Four huge airlines on three continents want to create a virtual super-airline. They plan to spend more than $1 billion to do it.
In a series of transactions announced Thursday, Delta Air Lines and Shanghai-based China Eastern are each buying 10% of Air France/KLM Group. And Air France/KLM will buy 31% of Richard Branson’s Virgin Atlantic Airways.
The roughly $1.2 billion worth of investments will deepen business ties between the carriers, giving them the ability to coordinate across the busy air corridor between Europe and the United States.
It’s not a merger and each airline will maintain its own distinct brand. But the agreements would allow tight coordination under the protection of anti-trust immunity as they fend off competition from other huge established airlines and fast-growing Middle Eastern and long-haul, low-cost airlines.
All the airlines, with the exception of Virgin, are partners under the SkyTeam alliance, but the joint ventures go significantly farther.
“The view is to work together like a kind of total company on the North Atlantic deciding together what is the network, what is the pricing, what is the yield management,” said Jean-Marc Janaillac, Chief Executive of Air France-KLM said in an interview with CNN.
The agreements will be signed by the end of 2017 and Virgin expects the regulatory, board shareholder approvals by the beginning of 2019. Deep coordination with China Eastern is restricted without a formal diplomatic Open Skies agreement between China, Europe and the U.S.
Delta spreads its financial wings
The move by Delta continues its pursuit of pieces of the world’s airlines. Delta bought 49% of Virgin in 2013 and it now owns 49% of AeroMexico, 9.5% of Brazil’s Gol. In 2015 it bought 3.5% of China Eastern. It also announced a joint venture with Korean Air Lines to coordinate across the Pacific.
Airlines have been moving away from traditional alliances that gave fliers the ability to book a single ticket across multiple airlines, earn frequent flier miles and gain access to shared lounges around the globe. Those arrangements keep the airlines legally prohibited from coordinating schedules and pricing.
“When you have the equity stakes coupled with the [joint ventures], you go from being friends to being relatives. You’re not quite a sibling, but you’re a first cousin,” said Henry Harteveldt, founder of the Atmosphere Research Group.
If the new agreements are approved, Virgin could gain access to takeoff and landing slots at London’s Heathrow and Gatwick Airport that are used by Air France and KLM. Air France and KLM could flow their passengers more easily on to Virgin and passengers would be able access the others’ lounges and earn and redeem miles on the airlines’ various flights.
“We’re trying to remove the seams between our organizations,” said Virgin Atlantic chief commercial officer Shai Weiss.
But equity alliances don’t always work out. Etihad Airways, the fast-growing Abu Dhabi-based airline, unveiled a $1.87 billion loss last over the past year, as its investments in struggling airlines like Alitalia and Air Berlin.
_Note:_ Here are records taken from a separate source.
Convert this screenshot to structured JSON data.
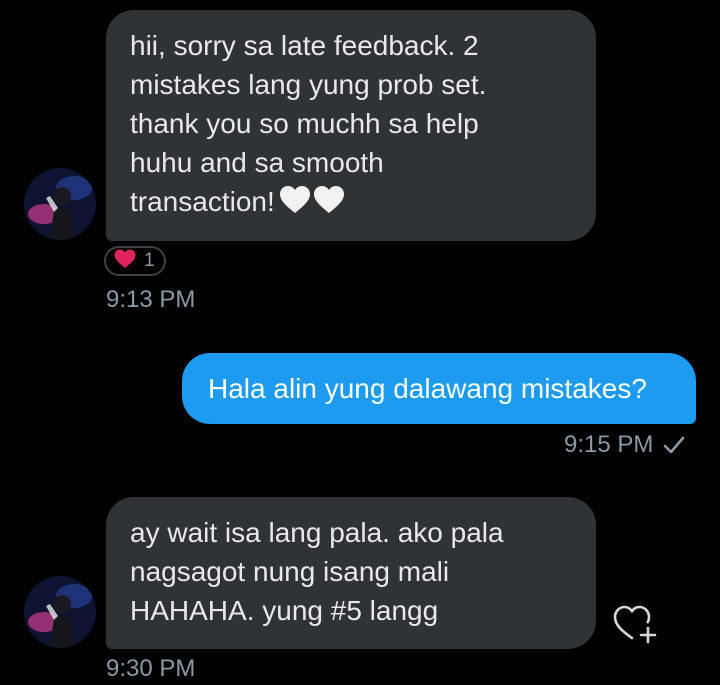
{
  "conversation": {
    "messages": [
      {
        "direction": "incoming",
        "lines": [
          "hii, sorry sa late feedback. 2",
          "mistakes lang yung prob set.",
          "thank you so muchh sa help",
          "huhu and sa smooth",
          "transaction!"
        ],
        "emoji": "two white hearts",
        "reaction": {
          "icon": "heart-icon",
          "count": "1",
          "color": "#f91880"
        },
        "time": "9:13 PM"
      },
      {
        "direction": "outgoing",
        "lines": [
          "Hala alin yung dalawang mistakes?"
        ],
        "time": "9:15 PM",
        "status_icon": "checkmark-icon"
      },
      {
        "direction": "incoming",
        "lines": [
          "ay wait isa lang pala. ako pala",
          "nagsagot nung isang mali",
          "HAHAHA. yung #5 langg"
        ],
        "time": "9:30 PM",
        "action_icon": "add-reaction-icon"
      }
    ]
  },
  "colors": {
    "background": "#000000",
    "incoming_bubble": "#2f3336",
    "outgoing_bubble": "#1d9bf0",
    "timestamp": "#8b98a5",
    "reaction_heart": "#f91880"
  }
}
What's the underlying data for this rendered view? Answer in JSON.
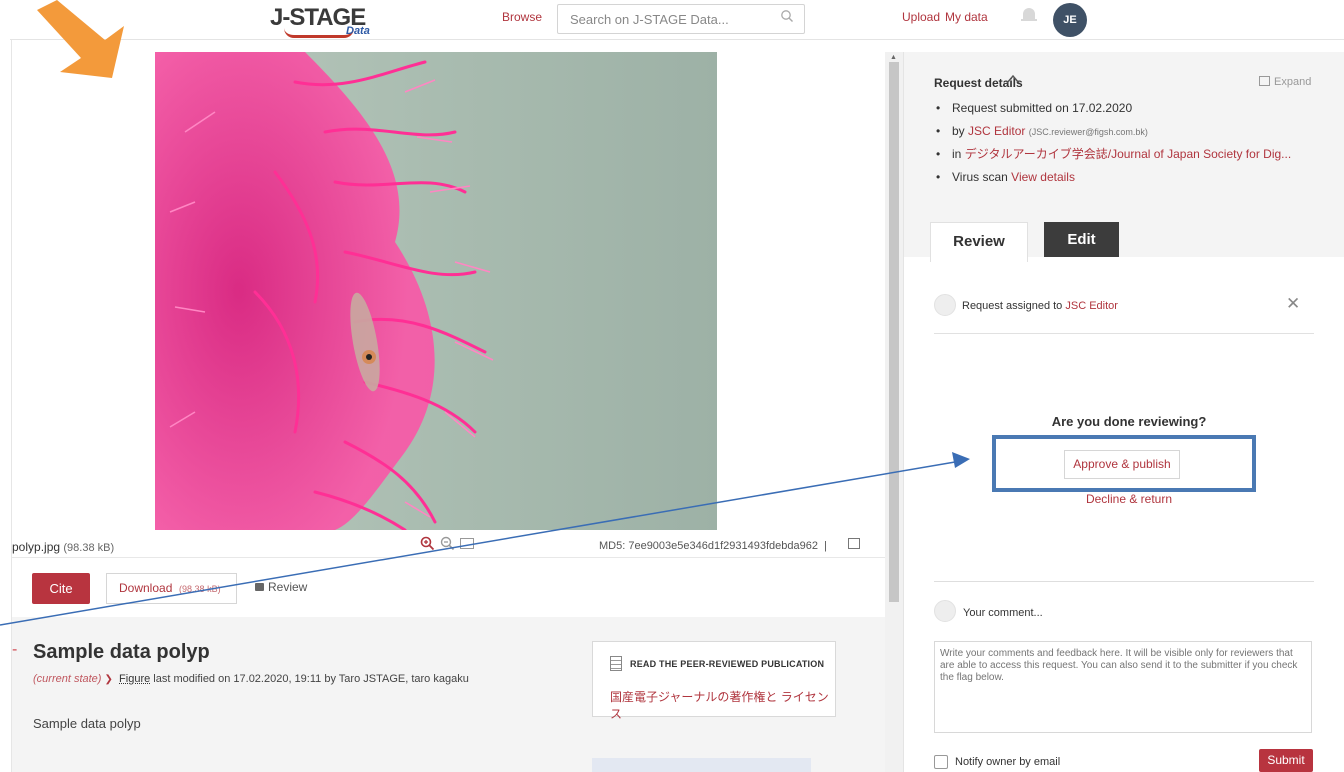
{
  "header": {
    "logo_main": "J-STAGE",
    "logo_sub": "Data",
    "browse": "Browse",
    "search_placeholder": "Search on J-STAGE Data...",
    "upload": "Upload",
    "my_data": "My data",
    "avatar_initials": "JE"
  },
  "file": {
    "name": "polyp.jpg",
    "size": "(98.38 kB)",
    "md5": "MD5: 7ee9003e5e346d1f2931493fdebda962",
    "md5_sep": "|"
  },
  "actions": {
    "cite": "Cite",
    "download": "Download",
    "download_size": "(98.38 kB)",
    "review": "Review"
  },
  "item": {
    "collapse_mark": "-",
    "title": "Sample data polyp",
    "state": "(current state)",
    "type": "Figure",
    "modified": "last modified on 17.02.2020, 19:11 by Taro JSTAGE, taro kagaku",
    "description": "Sample data polyp",
    "publication_header": "READ THE PEER-REVIEWED PUBLICATION",
    "publication_title": "国産電子ジャーナルの著作権と ライセンス"
  },
  "request": {
    "title": "Request details",
    "expand": "Expand",
    "submitted": "Request submitted on 17.02.2020",
    "by_prefix": "by",
    "by_name": "JSC Editor",
    "by_email": "(JSC.reviewer@figsh.com.bk)",
    "in_prefix": "in",
    "in_journal": "デジタルアーカイブ学会誌/Journal of Japan Society for Dig...",
    "virus_prefix": "Virus scan",
    "virus_link": "View details"
  },
  "tabs": {
    "review": "Review",
    "edit": "Edit"
  },
  "review_panel": {
    "assigned_prefix": "Request assigned to",
    "assigned_name": "JSC Editor",
    "close": "✕",
    "question": "Are you done reviewing?",
    "approve": "Approve & publish",
    "decline": "Decline & return",
    "comment_label": "Your comment...",
    "comment_placeholder": "Write your comments and feedback here. It will be visible only for reviewers that are able to access this request. You can also send it to the submitter if you check the flag below.",
    "notify": "Notify owner by email",
    "submit": "Submit"
  },
  "colors": {
    "accent_red": "#b8343f",
    "annotation_orange": "#f39a3b",
    "annotation_blue": "#4a79b3"
  },
  "icons": {
    "search": "magnifier-icon",
    "bell": "bell-icon",
    "zoom_in": "zoom-in-icon",
    "zoom_out": "zoom-out-icon",
    "lock": "lock-icon",
    "doc": "document-icon",
    "chevron_up": "chevron-up-icon",
    "chevron_down": "chevron-down-icon"
  }
}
The joint venture with Delta and Air France/KLM also includes Alitalia, which is currently taking bids in bankruptcy.
With the partial sale, Branson’s Virgin Group now shrinks its stake to 20%. The acquisition maintains a majority of Virgin held by European hands, but puts 80% of the ownership of the airline outside of the U.K.
Ongoing negotiations regarding the U.K.’s exit from the European Union may throw a wrench in the plans. Brexit could potentially disrupt traffic rights around the continent that currently allow European airlines a single unrestricted sky.
“They’re investing at a very fine airline at a very uncertain time,” said Harteveldt.
But Air France is proceeding with today’s rules in mind, not what might be decided.
“We know there is a risk, we don’t know what’s going to be decided,” said Janaillac.